(Information)

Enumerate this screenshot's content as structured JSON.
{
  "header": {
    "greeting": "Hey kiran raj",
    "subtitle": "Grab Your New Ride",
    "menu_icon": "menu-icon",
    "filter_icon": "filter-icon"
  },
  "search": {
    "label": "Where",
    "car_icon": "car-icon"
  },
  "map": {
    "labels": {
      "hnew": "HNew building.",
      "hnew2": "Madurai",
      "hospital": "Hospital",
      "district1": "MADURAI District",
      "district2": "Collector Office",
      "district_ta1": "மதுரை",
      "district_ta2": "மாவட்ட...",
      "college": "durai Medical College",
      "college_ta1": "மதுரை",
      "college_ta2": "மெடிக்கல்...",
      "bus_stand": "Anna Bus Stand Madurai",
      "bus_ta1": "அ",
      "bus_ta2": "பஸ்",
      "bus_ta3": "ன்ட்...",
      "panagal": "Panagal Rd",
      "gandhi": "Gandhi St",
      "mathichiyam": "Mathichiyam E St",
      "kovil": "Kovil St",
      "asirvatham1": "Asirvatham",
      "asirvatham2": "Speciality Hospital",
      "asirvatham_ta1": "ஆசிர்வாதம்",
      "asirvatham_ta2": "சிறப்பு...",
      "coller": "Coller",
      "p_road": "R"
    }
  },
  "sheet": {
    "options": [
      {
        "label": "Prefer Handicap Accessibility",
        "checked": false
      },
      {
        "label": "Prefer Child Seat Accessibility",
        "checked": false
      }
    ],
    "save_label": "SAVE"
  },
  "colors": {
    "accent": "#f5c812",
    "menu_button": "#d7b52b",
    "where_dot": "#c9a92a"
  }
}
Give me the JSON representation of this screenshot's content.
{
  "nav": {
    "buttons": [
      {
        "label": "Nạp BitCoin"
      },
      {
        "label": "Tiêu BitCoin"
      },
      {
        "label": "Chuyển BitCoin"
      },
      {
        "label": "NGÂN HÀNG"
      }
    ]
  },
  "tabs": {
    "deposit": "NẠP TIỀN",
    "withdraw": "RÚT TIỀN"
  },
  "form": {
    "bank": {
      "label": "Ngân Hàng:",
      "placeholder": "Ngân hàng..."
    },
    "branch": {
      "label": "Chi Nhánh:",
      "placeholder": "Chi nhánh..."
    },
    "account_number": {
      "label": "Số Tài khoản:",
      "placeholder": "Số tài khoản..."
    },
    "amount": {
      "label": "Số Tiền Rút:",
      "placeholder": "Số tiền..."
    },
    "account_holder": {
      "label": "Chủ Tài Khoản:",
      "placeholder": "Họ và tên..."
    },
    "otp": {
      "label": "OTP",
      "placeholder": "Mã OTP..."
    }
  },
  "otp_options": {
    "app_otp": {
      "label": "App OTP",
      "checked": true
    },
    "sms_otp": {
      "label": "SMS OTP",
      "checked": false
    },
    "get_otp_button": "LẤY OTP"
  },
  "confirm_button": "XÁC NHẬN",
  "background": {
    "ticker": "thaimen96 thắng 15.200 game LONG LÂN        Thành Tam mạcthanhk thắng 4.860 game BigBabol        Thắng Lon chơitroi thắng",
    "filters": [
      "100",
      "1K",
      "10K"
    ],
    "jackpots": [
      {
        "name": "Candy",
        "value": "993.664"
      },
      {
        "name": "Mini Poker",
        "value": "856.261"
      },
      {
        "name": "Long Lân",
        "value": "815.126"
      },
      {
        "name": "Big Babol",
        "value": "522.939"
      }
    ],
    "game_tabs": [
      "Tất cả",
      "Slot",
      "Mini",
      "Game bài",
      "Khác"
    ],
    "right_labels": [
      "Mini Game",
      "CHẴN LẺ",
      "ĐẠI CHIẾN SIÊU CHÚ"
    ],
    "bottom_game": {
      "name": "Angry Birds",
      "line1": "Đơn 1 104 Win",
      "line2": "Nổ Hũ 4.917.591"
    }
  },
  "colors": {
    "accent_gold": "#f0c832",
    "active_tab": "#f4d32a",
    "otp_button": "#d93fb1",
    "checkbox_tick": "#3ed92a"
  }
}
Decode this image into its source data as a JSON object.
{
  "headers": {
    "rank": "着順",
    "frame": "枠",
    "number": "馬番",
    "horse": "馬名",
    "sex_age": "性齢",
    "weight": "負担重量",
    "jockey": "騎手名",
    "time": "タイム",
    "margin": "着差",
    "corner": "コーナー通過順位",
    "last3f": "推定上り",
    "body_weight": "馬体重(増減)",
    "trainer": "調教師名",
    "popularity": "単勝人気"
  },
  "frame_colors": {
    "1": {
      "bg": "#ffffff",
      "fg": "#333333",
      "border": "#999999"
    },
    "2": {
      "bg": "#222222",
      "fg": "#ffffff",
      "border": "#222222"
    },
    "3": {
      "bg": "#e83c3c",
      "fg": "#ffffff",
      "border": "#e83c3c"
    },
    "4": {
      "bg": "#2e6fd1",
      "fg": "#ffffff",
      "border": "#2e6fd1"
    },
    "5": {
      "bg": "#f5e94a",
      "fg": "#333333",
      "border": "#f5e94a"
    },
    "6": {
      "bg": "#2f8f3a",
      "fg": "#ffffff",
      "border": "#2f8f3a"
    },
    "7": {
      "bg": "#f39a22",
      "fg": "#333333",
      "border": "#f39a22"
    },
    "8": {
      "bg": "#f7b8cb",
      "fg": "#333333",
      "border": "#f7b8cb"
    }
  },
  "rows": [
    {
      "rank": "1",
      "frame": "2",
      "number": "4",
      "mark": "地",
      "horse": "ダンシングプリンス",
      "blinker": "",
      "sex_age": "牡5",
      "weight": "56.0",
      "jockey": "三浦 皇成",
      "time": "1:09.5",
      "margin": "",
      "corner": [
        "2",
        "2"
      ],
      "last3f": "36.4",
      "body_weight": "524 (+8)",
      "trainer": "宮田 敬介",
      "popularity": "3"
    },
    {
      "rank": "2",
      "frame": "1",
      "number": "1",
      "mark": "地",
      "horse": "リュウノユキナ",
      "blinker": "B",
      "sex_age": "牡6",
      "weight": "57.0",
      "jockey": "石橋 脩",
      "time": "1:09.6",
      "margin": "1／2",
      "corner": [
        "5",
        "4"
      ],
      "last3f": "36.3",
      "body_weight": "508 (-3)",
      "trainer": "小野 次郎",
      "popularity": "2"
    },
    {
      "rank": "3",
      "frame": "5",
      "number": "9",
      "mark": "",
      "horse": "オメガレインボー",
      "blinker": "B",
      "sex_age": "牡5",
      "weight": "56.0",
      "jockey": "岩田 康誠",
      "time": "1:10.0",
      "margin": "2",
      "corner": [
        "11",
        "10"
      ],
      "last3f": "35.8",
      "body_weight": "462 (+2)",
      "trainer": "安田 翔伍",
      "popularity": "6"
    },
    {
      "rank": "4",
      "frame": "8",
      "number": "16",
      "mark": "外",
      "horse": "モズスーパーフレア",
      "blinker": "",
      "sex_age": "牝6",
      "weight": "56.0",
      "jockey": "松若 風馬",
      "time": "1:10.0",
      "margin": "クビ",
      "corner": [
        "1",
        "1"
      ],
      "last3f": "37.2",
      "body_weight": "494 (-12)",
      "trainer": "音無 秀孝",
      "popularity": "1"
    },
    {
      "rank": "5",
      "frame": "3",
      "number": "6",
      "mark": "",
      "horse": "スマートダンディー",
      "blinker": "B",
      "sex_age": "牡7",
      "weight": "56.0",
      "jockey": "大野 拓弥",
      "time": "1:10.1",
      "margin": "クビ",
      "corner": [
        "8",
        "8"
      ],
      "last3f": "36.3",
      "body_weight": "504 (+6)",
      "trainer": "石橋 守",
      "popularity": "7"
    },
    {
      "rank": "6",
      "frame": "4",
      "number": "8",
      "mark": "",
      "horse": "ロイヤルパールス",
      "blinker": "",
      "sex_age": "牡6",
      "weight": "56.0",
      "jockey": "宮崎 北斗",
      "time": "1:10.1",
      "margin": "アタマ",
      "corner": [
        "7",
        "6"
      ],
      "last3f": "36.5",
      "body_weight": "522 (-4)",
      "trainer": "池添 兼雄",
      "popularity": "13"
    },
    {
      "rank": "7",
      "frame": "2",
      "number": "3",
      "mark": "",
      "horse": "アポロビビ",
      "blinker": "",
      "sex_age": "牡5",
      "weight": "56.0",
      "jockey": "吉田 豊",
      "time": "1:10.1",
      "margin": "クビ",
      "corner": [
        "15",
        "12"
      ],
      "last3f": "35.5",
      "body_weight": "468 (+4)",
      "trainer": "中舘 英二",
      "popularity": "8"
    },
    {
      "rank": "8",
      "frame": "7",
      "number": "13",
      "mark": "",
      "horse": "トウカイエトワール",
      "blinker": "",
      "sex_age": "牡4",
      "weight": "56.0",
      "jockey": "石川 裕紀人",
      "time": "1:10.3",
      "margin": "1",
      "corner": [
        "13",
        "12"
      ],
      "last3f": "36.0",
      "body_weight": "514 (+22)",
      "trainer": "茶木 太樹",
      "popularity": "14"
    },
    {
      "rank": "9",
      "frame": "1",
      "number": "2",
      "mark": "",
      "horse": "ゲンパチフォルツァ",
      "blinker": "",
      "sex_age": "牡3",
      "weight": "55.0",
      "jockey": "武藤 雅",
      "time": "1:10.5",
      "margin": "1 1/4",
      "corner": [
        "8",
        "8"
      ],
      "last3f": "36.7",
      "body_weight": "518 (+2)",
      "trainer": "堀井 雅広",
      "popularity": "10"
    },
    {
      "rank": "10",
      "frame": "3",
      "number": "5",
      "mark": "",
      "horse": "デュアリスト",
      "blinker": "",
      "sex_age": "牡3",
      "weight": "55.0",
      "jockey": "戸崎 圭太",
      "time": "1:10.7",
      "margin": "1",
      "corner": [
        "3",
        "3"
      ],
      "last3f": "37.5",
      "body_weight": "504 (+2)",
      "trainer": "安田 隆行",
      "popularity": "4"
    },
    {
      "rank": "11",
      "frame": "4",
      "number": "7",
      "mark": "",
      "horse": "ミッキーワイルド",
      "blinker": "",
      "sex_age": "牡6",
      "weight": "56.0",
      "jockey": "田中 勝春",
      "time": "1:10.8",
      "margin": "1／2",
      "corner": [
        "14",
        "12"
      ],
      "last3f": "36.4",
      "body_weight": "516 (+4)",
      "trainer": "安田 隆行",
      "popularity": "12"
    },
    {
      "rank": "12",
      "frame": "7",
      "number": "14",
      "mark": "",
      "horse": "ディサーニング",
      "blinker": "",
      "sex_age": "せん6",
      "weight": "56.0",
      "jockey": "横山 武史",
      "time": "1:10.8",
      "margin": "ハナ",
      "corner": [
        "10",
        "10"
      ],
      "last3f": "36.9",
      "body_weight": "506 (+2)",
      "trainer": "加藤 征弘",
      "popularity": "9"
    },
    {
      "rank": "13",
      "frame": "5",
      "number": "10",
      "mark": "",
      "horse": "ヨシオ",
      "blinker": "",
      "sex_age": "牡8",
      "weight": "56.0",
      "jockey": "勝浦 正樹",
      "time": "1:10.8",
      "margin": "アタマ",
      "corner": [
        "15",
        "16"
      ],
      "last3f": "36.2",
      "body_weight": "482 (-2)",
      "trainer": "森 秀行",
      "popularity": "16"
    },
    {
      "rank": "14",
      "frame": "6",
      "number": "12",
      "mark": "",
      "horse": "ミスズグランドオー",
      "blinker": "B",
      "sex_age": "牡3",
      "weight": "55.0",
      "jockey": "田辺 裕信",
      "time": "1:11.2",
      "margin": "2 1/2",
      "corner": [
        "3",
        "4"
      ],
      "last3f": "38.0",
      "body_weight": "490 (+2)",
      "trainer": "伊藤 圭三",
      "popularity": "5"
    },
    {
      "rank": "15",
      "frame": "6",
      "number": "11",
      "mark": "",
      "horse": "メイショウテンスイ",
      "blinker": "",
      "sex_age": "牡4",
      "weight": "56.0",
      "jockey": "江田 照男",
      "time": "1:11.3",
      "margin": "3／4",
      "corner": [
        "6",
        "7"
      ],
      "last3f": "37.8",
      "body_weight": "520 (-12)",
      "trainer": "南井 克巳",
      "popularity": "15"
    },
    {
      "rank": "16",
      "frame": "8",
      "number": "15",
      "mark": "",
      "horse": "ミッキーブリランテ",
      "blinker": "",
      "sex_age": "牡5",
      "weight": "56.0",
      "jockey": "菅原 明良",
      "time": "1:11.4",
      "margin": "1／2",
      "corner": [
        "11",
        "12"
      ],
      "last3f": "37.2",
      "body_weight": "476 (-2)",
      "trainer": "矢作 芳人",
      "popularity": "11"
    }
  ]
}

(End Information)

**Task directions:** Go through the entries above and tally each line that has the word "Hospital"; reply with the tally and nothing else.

**Task response:** 2